(This commentary was sent to subscribers of the Stocks Under $10 portfolio, co-managed by Chris Versace and Stephen Guilfoyle, at 11:42 a.m. ET Wednesday. Click here to learn about this portfolio.)
With the Wall Street A-team back in the saddle after spending the last few weeks soaking up the sun as summer came to a close, we started the short market week on softer footing. Aside from the market move lower, we saw this reflected in CNN Money's Fear & Greed Index, which is again back in "fear" territory, falling from its "greed" reading a month ago.
We're also seeing another contra-indicator rear its head, namely the continued month-over-month rise in TD Ameritrade's (AMTD) Investor Movement Index (IMX). For those unfamiliar with this, it's a behavior-based index created by TD Ameritrade that aggregates Main Street investor positions and activity to measure what investors are actually doing and how they are positioned in the markets. The higher the reading, the more bullish retail investors are. In August, the IMX hit 7.45, up from 7.09 in July, to hit an all-time high.
While TD Ameritrade opted to put a rosy spin on the data, saying, "Our clients' decision to continue buying reflects the resiliency of the markets," institutional investors likely see this continued surge higher as a warning sign. Here's why: Historically speaking, retail investors have been late to the stock market party. Not fashionably late, but really late, which means they tend to enter in at or near when things start to go awry. Not a hardcore piece of data like the monthly ISM data, but one the A-team of investors and Wall Street traders are likely to consider as they roll up their sleeves and revisit the last few weeks of data.

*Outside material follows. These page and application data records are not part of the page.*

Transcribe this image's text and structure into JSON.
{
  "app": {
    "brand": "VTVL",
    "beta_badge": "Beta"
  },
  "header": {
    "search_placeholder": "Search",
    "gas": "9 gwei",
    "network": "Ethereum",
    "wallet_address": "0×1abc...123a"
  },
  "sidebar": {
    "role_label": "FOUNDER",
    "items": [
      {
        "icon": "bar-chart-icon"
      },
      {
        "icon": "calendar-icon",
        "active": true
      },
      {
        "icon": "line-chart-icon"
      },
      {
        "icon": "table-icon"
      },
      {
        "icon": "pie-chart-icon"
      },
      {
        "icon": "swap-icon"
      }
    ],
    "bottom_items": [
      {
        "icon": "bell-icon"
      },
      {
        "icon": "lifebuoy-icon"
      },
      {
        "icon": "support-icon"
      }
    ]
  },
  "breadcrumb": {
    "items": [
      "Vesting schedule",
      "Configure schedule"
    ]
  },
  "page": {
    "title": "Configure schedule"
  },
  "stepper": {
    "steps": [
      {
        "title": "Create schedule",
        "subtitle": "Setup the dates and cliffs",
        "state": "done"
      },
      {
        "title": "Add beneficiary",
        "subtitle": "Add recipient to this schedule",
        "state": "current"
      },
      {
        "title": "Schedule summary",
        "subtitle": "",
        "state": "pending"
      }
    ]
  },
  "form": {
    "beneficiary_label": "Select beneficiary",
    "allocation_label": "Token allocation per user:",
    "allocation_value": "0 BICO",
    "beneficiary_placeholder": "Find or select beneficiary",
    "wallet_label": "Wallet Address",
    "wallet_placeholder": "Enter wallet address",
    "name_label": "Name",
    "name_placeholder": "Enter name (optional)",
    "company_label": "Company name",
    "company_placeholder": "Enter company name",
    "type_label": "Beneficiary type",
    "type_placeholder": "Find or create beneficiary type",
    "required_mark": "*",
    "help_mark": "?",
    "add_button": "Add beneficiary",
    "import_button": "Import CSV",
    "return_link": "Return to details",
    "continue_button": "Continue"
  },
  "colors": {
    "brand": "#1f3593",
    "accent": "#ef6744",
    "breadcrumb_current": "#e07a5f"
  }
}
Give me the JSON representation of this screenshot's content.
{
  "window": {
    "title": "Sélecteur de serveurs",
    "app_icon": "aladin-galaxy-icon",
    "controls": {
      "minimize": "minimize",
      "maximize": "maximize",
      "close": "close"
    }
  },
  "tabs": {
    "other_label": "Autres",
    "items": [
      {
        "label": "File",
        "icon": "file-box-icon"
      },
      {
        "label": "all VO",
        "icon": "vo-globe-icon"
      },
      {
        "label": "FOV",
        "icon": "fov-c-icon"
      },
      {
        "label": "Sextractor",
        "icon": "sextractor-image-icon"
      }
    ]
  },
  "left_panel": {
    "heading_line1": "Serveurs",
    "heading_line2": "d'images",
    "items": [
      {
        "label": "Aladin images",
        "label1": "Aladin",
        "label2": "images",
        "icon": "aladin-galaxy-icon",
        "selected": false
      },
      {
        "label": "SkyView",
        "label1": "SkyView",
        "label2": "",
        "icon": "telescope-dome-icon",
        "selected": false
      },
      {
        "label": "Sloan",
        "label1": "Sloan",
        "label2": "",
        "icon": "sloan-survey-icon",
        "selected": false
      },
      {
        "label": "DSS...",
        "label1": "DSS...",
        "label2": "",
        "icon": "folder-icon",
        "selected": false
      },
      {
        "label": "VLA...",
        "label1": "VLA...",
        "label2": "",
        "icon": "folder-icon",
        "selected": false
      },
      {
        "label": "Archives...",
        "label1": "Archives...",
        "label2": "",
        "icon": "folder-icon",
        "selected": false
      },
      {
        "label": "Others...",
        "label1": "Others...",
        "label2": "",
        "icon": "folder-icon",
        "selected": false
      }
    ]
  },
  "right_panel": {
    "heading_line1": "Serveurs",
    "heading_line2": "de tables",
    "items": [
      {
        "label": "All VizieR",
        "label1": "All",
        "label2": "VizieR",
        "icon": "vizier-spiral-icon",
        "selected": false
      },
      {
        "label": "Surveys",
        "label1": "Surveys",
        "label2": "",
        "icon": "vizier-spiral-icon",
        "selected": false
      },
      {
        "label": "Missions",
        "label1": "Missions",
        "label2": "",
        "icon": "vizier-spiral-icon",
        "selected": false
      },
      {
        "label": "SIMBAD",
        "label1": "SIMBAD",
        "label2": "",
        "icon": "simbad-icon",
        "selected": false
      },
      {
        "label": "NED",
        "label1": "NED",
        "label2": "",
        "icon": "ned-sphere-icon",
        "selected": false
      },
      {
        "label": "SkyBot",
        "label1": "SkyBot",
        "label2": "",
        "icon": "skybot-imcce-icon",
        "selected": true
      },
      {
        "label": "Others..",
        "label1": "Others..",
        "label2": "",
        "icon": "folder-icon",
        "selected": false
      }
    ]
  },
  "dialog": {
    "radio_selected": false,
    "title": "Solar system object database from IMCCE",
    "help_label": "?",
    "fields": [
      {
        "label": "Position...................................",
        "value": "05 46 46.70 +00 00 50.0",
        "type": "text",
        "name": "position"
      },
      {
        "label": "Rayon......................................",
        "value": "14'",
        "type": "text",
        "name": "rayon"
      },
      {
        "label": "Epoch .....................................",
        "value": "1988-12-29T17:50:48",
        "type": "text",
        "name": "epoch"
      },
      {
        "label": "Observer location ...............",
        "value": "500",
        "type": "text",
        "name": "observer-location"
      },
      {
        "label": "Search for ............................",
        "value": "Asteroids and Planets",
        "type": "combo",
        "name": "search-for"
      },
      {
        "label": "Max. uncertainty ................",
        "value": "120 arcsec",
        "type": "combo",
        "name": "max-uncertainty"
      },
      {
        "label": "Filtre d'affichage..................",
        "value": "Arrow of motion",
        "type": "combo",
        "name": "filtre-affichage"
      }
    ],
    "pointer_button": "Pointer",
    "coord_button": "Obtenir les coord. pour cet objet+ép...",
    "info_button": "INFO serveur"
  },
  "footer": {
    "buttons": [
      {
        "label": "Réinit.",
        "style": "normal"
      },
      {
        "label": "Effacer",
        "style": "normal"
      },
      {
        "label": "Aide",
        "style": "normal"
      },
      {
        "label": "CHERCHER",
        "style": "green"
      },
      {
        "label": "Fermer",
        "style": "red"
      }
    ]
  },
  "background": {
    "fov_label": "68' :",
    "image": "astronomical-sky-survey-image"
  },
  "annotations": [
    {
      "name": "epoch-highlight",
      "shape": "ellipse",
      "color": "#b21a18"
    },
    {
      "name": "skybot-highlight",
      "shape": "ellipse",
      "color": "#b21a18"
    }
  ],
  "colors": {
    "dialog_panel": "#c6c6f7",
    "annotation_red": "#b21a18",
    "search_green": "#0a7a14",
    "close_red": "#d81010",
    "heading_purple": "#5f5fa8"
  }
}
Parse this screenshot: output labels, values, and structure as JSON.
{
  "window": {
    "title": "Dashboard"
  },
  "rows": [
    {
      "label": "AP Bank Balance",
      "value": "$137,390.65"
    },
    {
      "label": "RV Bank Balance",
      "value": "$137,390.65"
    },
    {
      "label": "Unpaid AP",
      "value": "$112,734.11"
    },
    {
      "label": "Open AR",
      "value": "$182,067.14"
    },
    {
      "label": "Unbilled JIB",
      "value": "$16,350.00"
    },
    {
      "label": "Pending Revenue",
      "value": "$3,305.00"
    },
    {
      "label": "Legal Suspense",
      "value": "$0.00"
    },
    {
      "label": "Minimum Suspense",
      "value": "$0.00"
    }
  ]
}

There is much to consider as we move deeper into one of the most tumultuous months for stocks. Not only are forecasts for Hurricane Harvey estimating the damage to be $75 billion to $95 billion, but we are seeing some potential hamstring of relief tied to the debt-ceiling debate in Washington. We're also bracing for Irma, which has been upgraded to a Category 5 hurricane and is widely believed to be one of the most powerful Atlantic hurricanes ever. These back-to-back storms will hit the economy in a meaningful way, and we expect to see third-quarter GDP forecasts drop as Irma's effect winds down. We're already hearing from companies about the impact of the two hurricanes -- retailers and restaurants are being affected, and we'll see that in next week's August retail sales as well as the eventual September data.
We won't have to wait quite that long to hear from companies. Citing unprecedented storms in its second-largest hub, geopolitical tensions in the Korean Peninsula and higher fuel costs, United Continental (UAL) lowered its third-quarter pre-tax margin guidance to 8%-10% from 12.5%-14.5% and cut its unit revenue guidance to down 3%-5% from -1% to +1%. Tuesday, cruise company Carnival Corp. (CCL) and Disney Cruise Line (DIS) joined Royal Caribbean (RCL) and Norwegian Cruise Line (NCLH) in canceling upcoming sailings out of Florida as Irma bears down on the state. We expect to hear more on the retail and restaurant fronts in the coming days, and it goes without saying these storms are likely going to wallop insurance companies.
As these and other similar announcements are made, we expect investors will start to fine-tune their earnings expectations, likely pushing out revenue and EPS growth from the third quarter and early fourth quarter to late fourth quarter and the first half of 2018 as rebuilding efforts are felt.
We take the recent struggle with bank stocks as a sign the Fed is likely to look at the near-term economic dip and hold off boosting interest rates. Adding some confirmation to that view, Federal Reserve Governor Lael Brainard argued this week the economic effects of Harvey "raise uncertainties about the economic outlook for the remainder of the year" and argued for "a wait-and-see approach" before raising rates again.
So what does this mean for us here at Stocks Under $10? Odds are it will be a few days of "shoot first and ask questions later." In times such as these, it pays to be patient and ask how a likely temporary slowdown will affect the demand drivers for the companies in the portfolio. We would suggest you do the same for any other stocks you may own. Will there be a reversal in the shift to food that is good for you? A disruption maybe, but we see that trend righting itself once any and all supply disruptions are sorted out. Will there be a reversal in mobile payment adoption? Nope. And so on.
We're inclined to be patient and ride out the one-two of Irma and next-in-line Jose to be had over the coming days, letting the market digest any and all economic as well as revenue and EPS expectations to be had. Should existing positons pull back more than warranted, we've got the firepower to step in and be opportunistic. The same goes for those companies that have little geographic exposure to Harvey, Irma and Jose, but still see their stock prices get hit should the market trade off in the coming days.